**RECORDS TO USE:**

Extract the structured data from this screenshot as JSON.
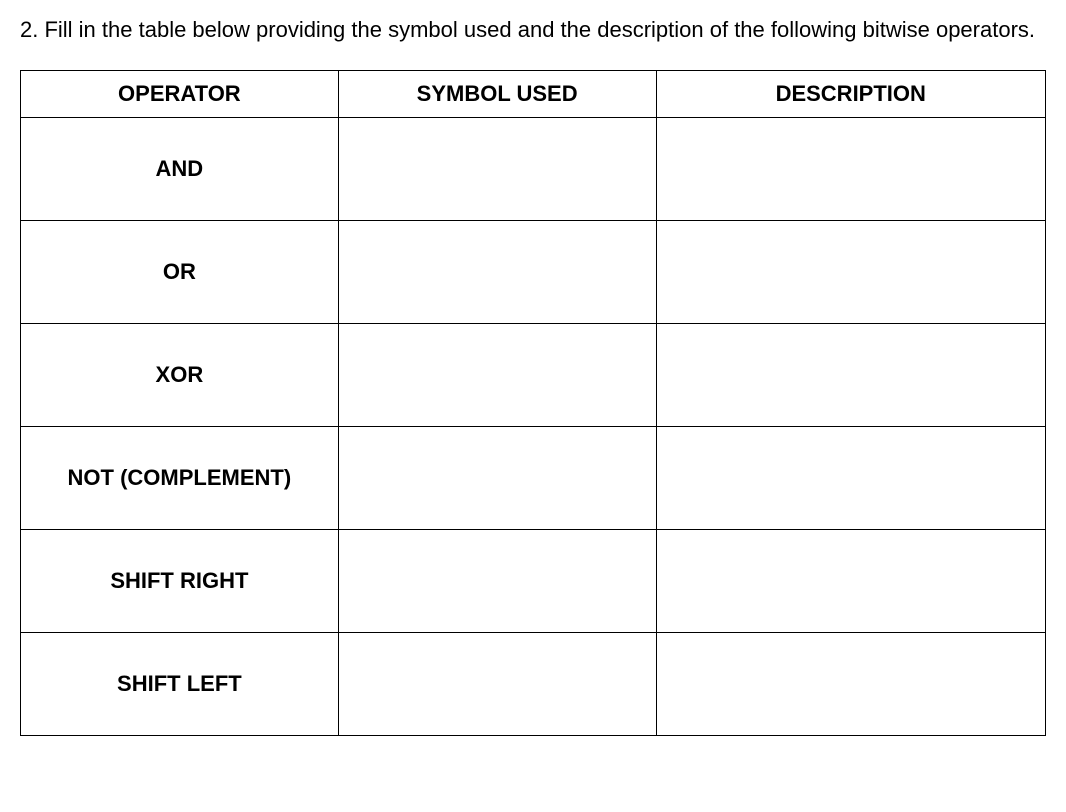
{
  "prompt": "2. Fill in the table below providing the symbol used and the description of the following bitwise operators.",
  "table": {
    "headers": [
      "OPERATOR",
      "SYMBOL USED",
      "DESCRIPTION"
    ],
    "rows": [
      {
        "operator": "AND",
        "symbol": "",
        "description": ""
      },
      {
        "operator": "OR",
        "symbol": "",
        "description": ""
      },
      {
        "operator": "XOR",
        "symbol": "",
        "description": ""
      },
      {
        "operator": "NOT (COMPLEMENT)",
        "symbol": "",
        "description": ""
      },
      {
        "operator": "SHIFT RIGHT",
        "symbol": "",
        "description": ""
      },
      {
        "operator": "SHIFT LEFT",
        "symbol": "",
        "description": ""
      }
    ]
  }
}
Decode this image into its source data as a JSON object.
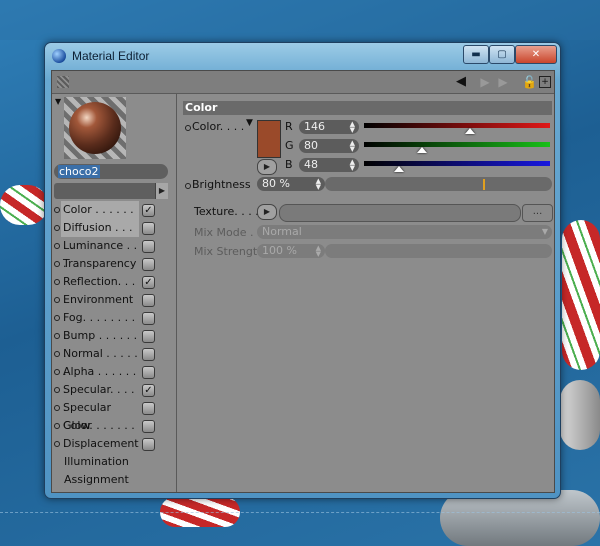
{
  "window": {
    "title": "Material Editor",
    "controls": {
      "minimize": "▬",
      "maximize": "▢",
      "close": "✕"
    }
  },
  "toolbar": {
    "icons": [
      "grip-icon",
      "back-arrow-icon",
      "forward-arrow-icon",
      "lock-icon",
      "new-window-icon"
    ]
  },
  "material": {
    "name": "choco2",
    "channels": [
      {
        "label": "Color . . . . . . .",
        "checked": true,
        "active": true
      },
      {
        "label": "Diffusion . . . . .",
        "checked": false
      },
      {
        "label": "Luminance . . .",
        "checked": false
      },
      {
        "label": "Transparency",
        "checked": false
      },
      {
        "label": "Reflection. . . . .",
        "checked": true
      },
      {
        "label": "Environment",
        "checked": false
      },
      {
        "label": "Fog. . . . . . . . .",
        "checked": false
      },
      {
        "label": "Bump . . . . . . .",
        "checked": false
      },
      {
        "label": "Normal . . . . . .",
        "checked": false
      },
      {
        "label": "Alpha . . . . . . .",
        "checked": false
      },
      {
        "label": "Specular. . . . .",
        "checked": true
      },
      {
        "label": "Specular Color",
        "checked": false
      },
      {
        "label": "Glow. . . . . . . .",
        "checked": false
      },
      {
        "label": "Displacement",
        "checked": false
      }
    ],
    "extra_items": [
      "Illumination",
      "Assignment"
    ]
  },
  "color_section": {
    "title": "Color",
    "color_label": "Color. . . .",
    "swatch_color": "#9a4a2a",
    "r_label": "R",
    "r_value": "146",
    "r_fraction": 0.57,
    "g_label": "G",
    "g_value": "80",
    "g_fraction": 0.31,
    "b_label": "B",
    "b_value": "48",
    "b_fraction": 0.19,
    "brightness_label": "Brightness",
    "brightness_value": "80 %",
    "brightness_fraction": 0.8,
    "texture_label": "Texture. . . .",
    "texture_more": "...",
    "mix_mode_label": "Mix Mode . .",
    "mix_mode_value": "Normal",
    "mix_strength_label": "Mix Strength",
    "mix_strength_value": "100 %"
  },
  "colors": {
    "red_slider": "#e01818",
    "green_slider": "#18c018",
    "blue_slider": "#1818e0",
    "brightness_marker": "#e0a020"
  }
}
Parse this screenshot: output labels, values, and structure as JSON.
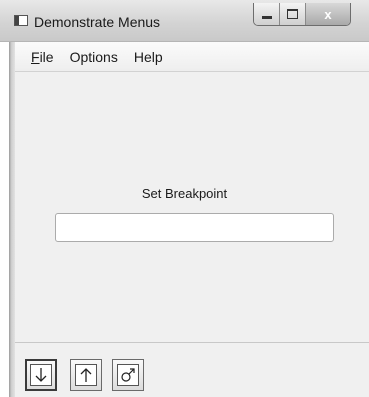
{
  "window": {
    "title": "Demonstrate Menus",
    "close_glyph": "x"
  },
  "menubar": {
    "items": [
      {
        "label": "File",
        "mnemonic": "F"
      },
      {
        "label": "Options"
      },
      {
        "label": "Help"
      }
    ]
  },
  "main": {
    "label": "Set Breakpoint",
    "input_value": ""
  },
  "toolbar": {
    "buttons": [
      {
        "icon": "step-into-icon",
        "selected": true
      },
      {
        "icon": "step-out-icon",
        "selected": false
      },
      {
        "icon": "toggle-breakpoint-icon",
        "selected": false
      }
    ]
  }
}
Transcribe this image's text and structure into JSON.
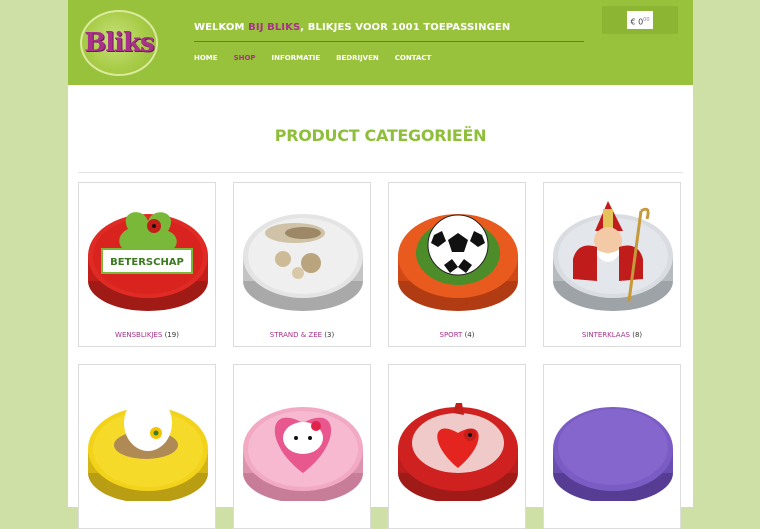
{
  "header": {
    "logo_text": "Bliks",
    "welcome_prefix": "WELKOM ",
    "welcome_brand": "BIJ BLIKS",
    "welcome_suffix": ", BLIKJES VOOR 1001 TOEPASSINGEN",
    "cart": {
      "currency": "€ 0",
      "cents": "00"
    }
  },
  "nav": [
    {
      "label": "HOME",
      "active": false
    },
    {
      "label": "SHOP",
      "active": true
    },
    {
      "label": "INFORMATIE",
      "active": false
    },
    {
      "label": "BEDRIJVEN",
      "active": false
    },
    {
      "label": "CONTACT",
      "active": false
    }
  ],
  "page_title": "PRODUCT CATEGORIEËN",
  "categories": [
    {
      "name": "WENSBLIKJES",
      "count": "(19)",
      "tin_color": "#d8231f",
      "decoration": "beterschap-label",
      "label_text": "BETERSCHAP"
    },
    {
      "name": "STRAND & ZEE",
      "count": "(3)",
      "tin_color": "#d9d9d9",
      "decoration": "seashells"
    },
    {
      "name": "SPORT",
      "count": "(4)",
      "tin_color": "#e5541c",
      "decoration": "soccer-ball"
    },
    {
      "name": "SINTERKLAAS",
      "count": "(8)",
      "tin_color": "#cfd4d9",
      "decoration": "sinterklaas-figure"
    },
    {
      "name": "",
      "count": "",
      "tin_color": "#f2d21a",
      "decoration": "easter-egg-nest"
    },
    {
      "name": "",
      "count": "",
      "tin_color": "#f2a9c3",
      "decoration": "hello-kitty-heart"
    },
    {
      "name": "",
      "count": "",
      "tin_color": "#cf2120",
      "decoration": "heart-ladybug"
    },
    {
      "name": "",
      "count": "",
      "tin_color": "#7b5cc4",
      "decoration": "plain-purple"
    }
  ]
}
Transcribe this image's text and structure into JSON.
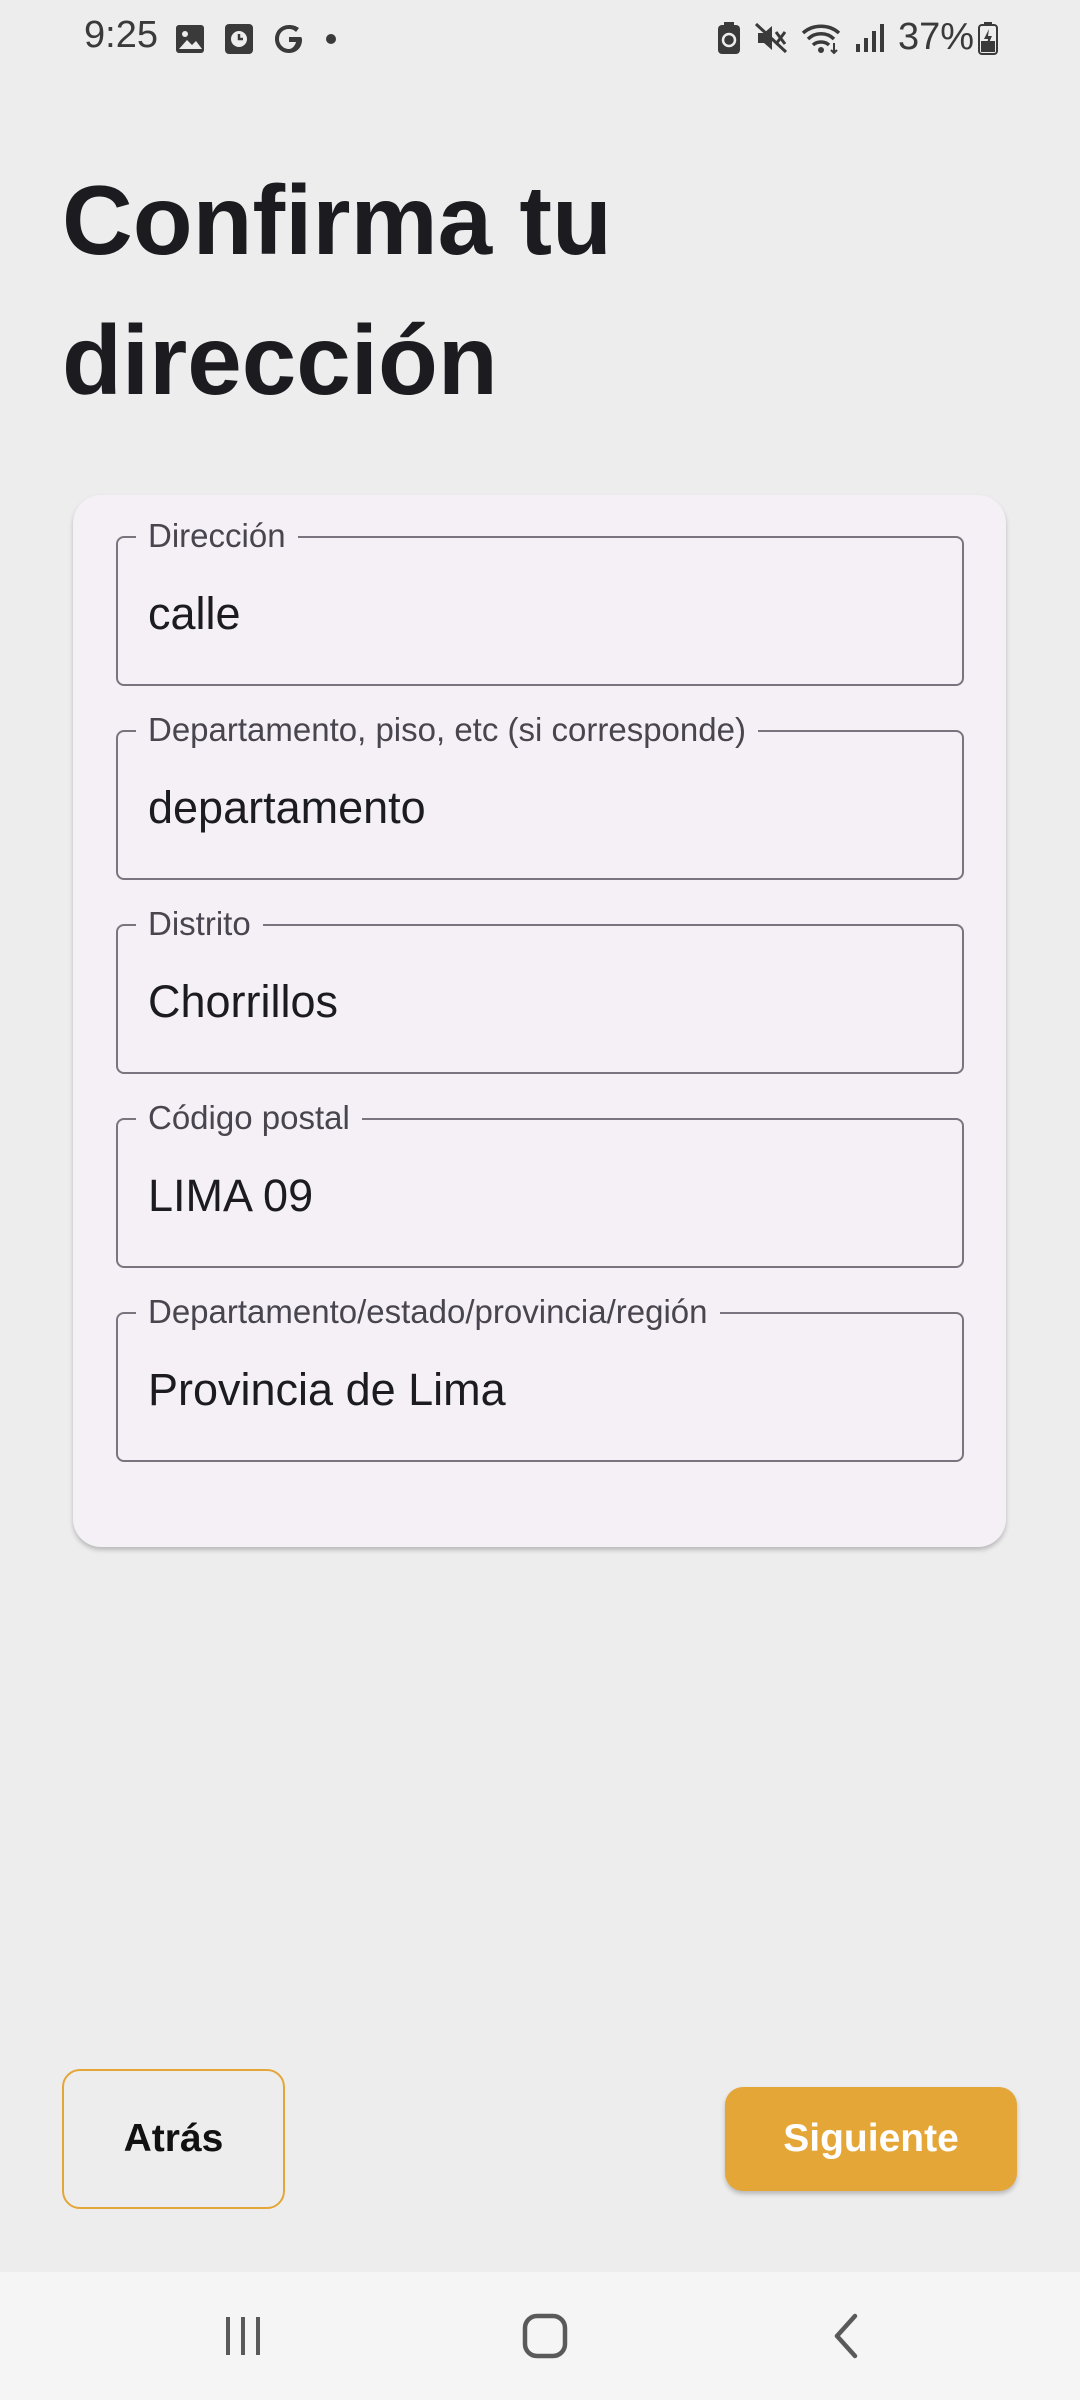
{
  "status_bar": {
    "time": "9:25",
    "battery": "37%",
    "left_icons": [
      "image-icon",
      "clock-app-icon",
      "google-icon",
      "dot-icon"
    ],
    "right_icons": [
      "battery-saver-icon",
      "mute-icon",
      "wifi-icon",
      "signal-icon",
      "battery-icon"
    ]
  },
  "page": {
    "title": "Confirma tu dirección"
  },
  "form": {
    "fields": [
      {
        "label": "Dirección",
        "value": "calle"
      },
      {
        "label": "Departamento, piso, etc (si corresponde)",
        "value": "departamento"
      },
      {
        "label": "Distrito",
        "value": "Chorrillos"
      },
      {
        "label": "Código postal",
        "value": "LIMA 09"
      },
      {
        "label": "Departamento/estado/provincia/región",
        "value": "Provincia de Lima"
      }
    ]
  },
  "actions": {
    "back_label": "Atrás",
    "next_label": "Siguiente"
  },
  "nav_bar": {
    "items": [
      "recent-apps-icon",
      "home-icon",
      "back-icon"
    ]
  },
  "colors": {
    "accent": "#e5a638",
    "card_background": "#f4f0f6",
    "page_background": "#ededed",
    "field_border": "#79747e"
  }
}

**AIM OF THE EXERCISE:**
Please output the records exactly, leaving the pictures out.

**SOLUTION FOR THIS TASK:**
Extract the structured data from this screenshot as JSON.
{
  "prompt": "2. Fill in the table below providing the symbol used and the description of the following bitwise operators.",
  "table": {
    "headers": [
      "OPERATOR",
      "SYMBOL USED",
      "DESCRIPTION"
    ],
    "rows": [
      {
        "operator": "AND",
        "symbol": "",
        "description": ""
      },
      {
        "operator": "OR",
        "symbol": "",
        "description": ""
      },
      {
        "operator": "XOR",
        "symbol": "",
        "description": ""
      },
      {
        "operator": "NOT (COMPLEMENT)",
        "symbol": "",
        "description": ""
      },
      {
        "operator": "SHIFT RIGHT",
        "symbol": "",
        "description": ""
      },
      {
        "operator": "SHIFT LEFT",
        "symbol": "",
        "description": ""
      }
    ]
  }
}
Decode this image into its source data as a JSON object.
{
  "window": {
    "title": "Material Editor",
    "controls": {
      "minimize": "▬",
      "maximize": "▢",
      "close": "✕"
    }
  },
  "toolbar": {
    "icons": [
      "grip-icon",
      "back-arrow-icon",
      "forward-arrow-icon",
      "lock-icon",
      "new-window-icon"
    ]
  },
  "material": {
    "name": "choco2",
    "channels": [
      {
        "label": "Color . . . . . . .",
        "checked": true,
        "active": true
      },
      {
        "label": "Diffusion . . . . .",
        "checked": false
      },
      {
        "label": "Luminance . . .",
        "checked": false
      },
      {
        "label": "Transparency",
        "checked": false
      },
      {
        "label": "Reflection. . . . .",
        "checked": true
      },
      {
        "label": "Environment",
        "checked": false
      },
      {
        "label": "Fog. . . . . . . . .",
        "checked": false
      },
      {
        "label": "Bump . . . . . . .",
        "checked": false
      },
      {
        "label": "Normal . . . . . .",
        "checked": false
      },
      {
        "label": "Alpha . . . . . . .",
        "checked": false
      },
      {
        "label": "Specular. . . . .",
        "checked": true
      },
      {
        "label": "Specular Color",
        "checked": false
      },
      {
        "label": "Glow. . . . . . . .",
        "checked": false
      },
      {
        "label": "Displacement",
        "checked": false
      }
    ],
    "extra_items": [
      "Illumination",
      "Assignment"
    ]
  },
  "color_section": {
    "title": "Color",
    "color_label": "Color. . . .",
    "swatch_color": "#9a4a2a",
    "r_label": "R",
    "r_value": "146",
    "r_fraction": 0.57,
    "g_label": "G",
    "g_value": "80",
    "g_fraction": 0.31,
    "b_label": "B",
    "b_value": "48",
    "b_fraction": 0.19,
    "brightness_label": "Brightness",
    "brightness_value": "80 %",
    "brightness_fraction": 0.8,
    "texture_label": "Texture. . . .",
    "texture_more": "...",
    "mix_mode_label": "Mix Mode . .",
    "mix_mode_value": "Normal",
    "mix_strength_label": "Mix Strength",
    "mix_strength_value": "100 %"
  },
  "colors": {
    "red_slider": "#e01818",
    "green_slider": "#18c018",
    "blue_slider": "#1818e0",
    "brightness_marker": "#e0a020"
  }
}
Parse this screenshot: output labels, values, and structure as JSON.
{
  "window": {
    "title": "Demonstrate Menus",
    "close_glyph": "x"
  },
  "menubar": {
    "items": [
      {
        "label": "File",
        "mnemonic": "F"
      },
      {
        "label": "Options"
      },
      {
        "label": "Help"
      }
    ]
  },
  "main": {
    "label": "Set Breakpoint",
    "input_value": ""
  },
  "toolbar": {
    "buttons": [
      {
        "icon": "step-into-icon",
        "selected": true
      },
      {
        "icon": "step-out-icon",
        "selected": false
      },
      {
        "icon": "toggle-breakpoint-icon",
        "selected": false
      }
    ]
  }
}
Transcribe this image's text and structure into JSON.
{
  "header": {
    "logo_text": "Bliks",
    "welcome_prefix": "WELKOM ",
    "welcome_brand": "BIJ BLIKS",
    "welcome_suffix": ", BLIKJES VOOR 1001 TOEPASSINGEN",
    "cart": {
      "currency": "€ 0",
      "cents": "00"
    }
  },
  "nav": [
    {
      "label": "HOME",
      "active": false
    },
    {
      "label": "SHOP",
      "active": true
    },
    {
      "label": "INFORMATIE",
      "active": false
    },
    {
      "label": "BEDRIJVEN",
      "active": false
    },
    {
      "label": "CONTACT",
      "active": false
    }
  ],
  "page_title": "PRODUCT CATEGORIEËN",
  "categories": [
    {
      "name": "WENSBLIKJES",
      "count": "(19)",
      "tin_color": "#d8231f",
      "decoration": "beterschap-label",
      "label_text": "BETERSCHAP"
    },
    {
      "name": "STRAND & ZEE",
      "count": "(3)",
      "tin_color": "#d9d9d9",
      "decoration": "seashells"
    },
    {
      "name": "SPORT",
      "count": "(4)",
      "tin_color": "#e5541c",
      "decoration": "soccer-ball"
    },
    {
      "name": "SINTERKLAAS",
      "count": "(8)",
      "tin_color": "#cfd4d9",
      "decoration": "sinterklaas-figure"
    },
    {
      "name": "",
      "count": "",
      "tin_color": "#f2d21a",
      "decoration": "easter-egg-nest"
    },
    {
      "name": "",
      "count": "",
      "tin_color": "#f2a9c3",
      "decoration": "hello-kitty-heart"
    },
    {
      "name": "",
      "count": "",
      "tin_color": "#cf2120",
      "decoration": "heart-ladybug"
    },
    {
      "name": "",
      "count": "",
      "tin_color": "#7b5cc4",
      "decoration": "plain-purple"
    }
  ]
}
Transcribe this image's text and structure into JSON.
{
  "status_bar": {
    "time": "9:25",
    "battery": "37%",
    "left_icons": [
      "image-icon",
      "clock-app-icon",
      "google-icon",
      "dot-icon"
    ],
    "right_icons": [
      "battery-saver-icon",
      "mute-icon",
      "wifi-icon",
      "signal-icon",
      "battery-icon"
    ]
  },
  "page": {
    "title": "Confirma tu dirección"
  },
  "form": {
    "fields": [
      {
        "label": "Dirección",
        "value": "calle"
      },
      {
        "label": "Departamento, piso, etc (si corresponde)",
        "value": "departamento"
      },
      {
        "label": "Distrito",
        "value": "Chorrillos"
      },
      {
        "label": "Código postal",
        "value": "LIMA 09"
      },
      {
        "label": "Departamento/estado/provincia/región",
        "value": "Provincia de Lima"
      }
    ]
  },
  "actions": {
    "back_label": "Atrás",
    "next_label": "Siguiente"
  },
  "nav_bar": {
    "items": [
      "recent-apps-icon",
      "home-icon",
      "back-icon"
    ]
  },
  "colors": {
    "accent": "#e5a638",
    "card_background": "#f4f0f6",
    "page_background": "#ededed",
    "field_border": "#79747e"
  }
}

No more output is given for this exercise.